- _Instructions for the task_: Repeat every line of the data verbatim.

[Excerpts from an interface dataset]
[Start of Attachment]
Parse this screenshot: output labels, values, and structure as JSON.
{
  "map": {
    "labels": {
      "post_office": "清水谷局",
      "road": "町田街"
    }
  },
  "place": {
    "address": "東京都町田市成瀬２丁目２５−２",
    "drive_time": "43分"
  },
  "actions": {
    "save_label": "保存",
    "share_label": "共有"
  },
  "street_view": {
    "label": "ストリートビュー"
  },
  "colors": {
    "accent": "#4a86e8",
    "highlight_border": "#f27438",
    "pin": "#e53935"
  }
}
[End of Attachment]
- _Answer area_:
Parse this screenshot: output labels, values, and structure as JSON.
{
  "map": {
    "labels": {
      "post_office": "清水谷局",
      "road": "町田街"
    }
  },
  "place": {
    "address": "東京都町田市成瀬２丁目２５−２",
    "drive_time": "43分"
  },
  "actions": {
    "save_label": "保存",
    "share_label": "共有"
  },
  "street_view": {
    "label": "ストリートビュー"
  },
  "colors": {
    "accent": "#4a86e8",
    "highlight_border": "#f27438",
    "pin": "#e53935"
  }
}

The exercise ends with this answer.